(Provided data begins)

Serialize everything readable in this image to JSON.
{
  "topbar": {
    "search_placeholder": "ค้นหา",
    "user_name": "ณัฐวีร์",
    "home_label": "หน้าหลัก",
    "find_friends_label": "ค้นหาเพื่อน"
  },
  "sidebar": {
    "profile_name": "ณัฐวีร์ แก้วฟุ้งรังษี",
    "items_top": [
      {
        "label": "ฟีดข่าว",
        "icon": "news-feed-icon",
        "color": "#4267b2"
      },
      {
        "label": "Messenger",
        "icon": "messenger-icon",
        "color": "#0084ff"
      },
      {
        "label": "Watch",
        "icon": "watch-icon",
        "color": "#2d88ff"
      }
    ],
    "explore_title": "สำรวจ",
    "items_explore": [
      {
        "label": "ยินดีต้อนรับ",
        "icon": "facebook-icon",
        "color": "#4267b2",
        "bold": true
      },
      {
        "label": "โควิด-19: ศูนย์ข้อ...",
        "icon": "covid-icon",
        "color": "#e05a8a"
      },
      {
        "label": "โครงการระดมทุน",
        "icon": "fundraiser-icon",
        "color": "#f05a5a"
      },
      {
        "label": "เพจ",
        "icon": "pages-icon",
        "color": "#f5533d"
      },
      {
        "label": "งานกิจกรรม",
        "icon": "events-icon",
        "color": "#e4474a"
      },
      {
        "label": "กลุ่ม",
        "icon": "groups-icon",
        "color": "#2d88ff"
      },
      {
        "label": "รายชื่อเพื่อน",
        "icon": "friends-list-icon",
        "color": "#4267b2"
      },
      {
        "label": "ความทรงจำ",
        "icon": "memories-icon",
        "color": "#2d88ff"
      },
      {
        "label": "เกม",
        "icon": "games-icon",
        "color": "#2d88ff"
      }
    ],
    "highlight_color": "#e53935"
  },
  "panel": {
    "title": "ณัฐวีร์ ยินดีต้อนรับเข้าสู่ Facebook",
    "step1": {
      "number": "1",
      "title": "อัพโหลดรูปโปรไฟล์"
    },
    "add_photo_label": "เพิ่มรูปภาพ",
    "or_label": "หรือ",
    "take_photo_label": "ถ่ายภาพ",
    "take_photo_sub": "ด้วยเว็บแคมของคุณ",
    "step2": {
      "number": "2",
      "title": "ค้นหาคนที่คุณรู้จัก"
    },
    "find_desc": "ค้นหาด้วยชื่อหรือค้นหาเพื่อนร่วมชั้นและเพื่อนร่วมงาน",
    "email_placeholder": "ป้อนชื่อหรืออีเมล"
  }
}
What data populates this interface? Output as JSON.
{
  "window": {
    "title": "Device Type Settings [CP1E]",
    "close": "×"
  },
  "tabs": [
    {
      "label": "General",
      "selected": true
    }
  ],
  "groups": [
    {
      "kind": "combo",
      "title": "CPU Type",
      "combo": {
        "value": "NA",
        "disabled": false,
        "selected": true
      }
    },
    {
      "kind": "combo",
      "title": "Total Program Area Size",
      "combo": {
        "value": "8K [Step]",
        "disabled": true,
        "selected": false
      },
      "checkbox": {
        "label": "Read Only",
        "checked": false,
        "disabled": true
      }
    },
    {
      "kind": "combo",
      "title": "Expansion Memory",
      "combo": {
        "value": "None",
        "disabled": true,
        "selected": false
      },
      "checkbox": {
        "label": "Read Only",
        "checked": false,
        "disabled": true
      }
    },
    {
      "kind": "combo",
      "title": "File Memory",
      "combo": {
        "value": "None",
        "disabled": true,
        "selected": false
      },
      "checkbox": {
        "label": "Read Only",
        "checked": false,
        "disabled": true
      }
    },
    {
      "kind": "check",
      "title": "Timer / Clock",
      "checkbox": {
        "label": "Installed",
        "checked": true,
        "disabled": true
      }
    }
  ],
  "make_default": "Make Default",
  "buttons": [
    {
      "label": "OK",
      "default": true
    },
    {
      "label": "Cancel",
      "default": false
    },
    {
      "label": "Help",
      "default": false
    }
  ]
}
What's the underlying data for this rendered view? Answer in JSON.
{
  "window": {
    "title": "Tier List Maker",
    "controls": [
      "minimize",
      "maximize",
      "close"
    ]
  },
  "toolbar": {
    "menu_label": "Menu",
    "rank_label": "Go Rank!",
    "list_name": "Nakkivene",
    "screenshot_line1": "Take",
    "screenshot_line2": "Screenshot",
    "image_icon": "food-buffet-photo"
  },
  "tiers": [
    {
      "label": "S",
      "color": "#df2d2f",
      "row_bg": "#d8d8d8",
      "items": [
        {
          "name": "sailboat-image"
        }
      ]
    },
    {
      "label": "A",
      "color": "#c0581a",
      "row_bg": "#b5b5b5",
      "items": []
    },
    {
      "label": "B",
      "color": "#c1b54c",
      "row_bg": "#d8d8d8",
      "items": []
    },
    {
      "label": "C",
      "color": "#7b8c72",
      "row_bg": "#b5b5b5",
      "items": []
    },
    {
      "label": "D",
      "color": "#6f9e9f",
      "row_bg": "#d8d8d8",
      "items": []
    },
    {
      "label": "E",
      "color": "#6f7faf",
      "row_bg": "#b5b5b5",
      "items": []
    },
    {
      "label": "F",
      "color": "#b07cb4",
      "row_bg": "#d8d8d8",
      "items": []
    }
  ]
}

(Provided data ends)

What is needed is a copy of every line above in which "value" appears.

» **Exercise output**:
        "value": "NA",
        "value": "8K [Step]",
        "value": "None",
        "value": "None",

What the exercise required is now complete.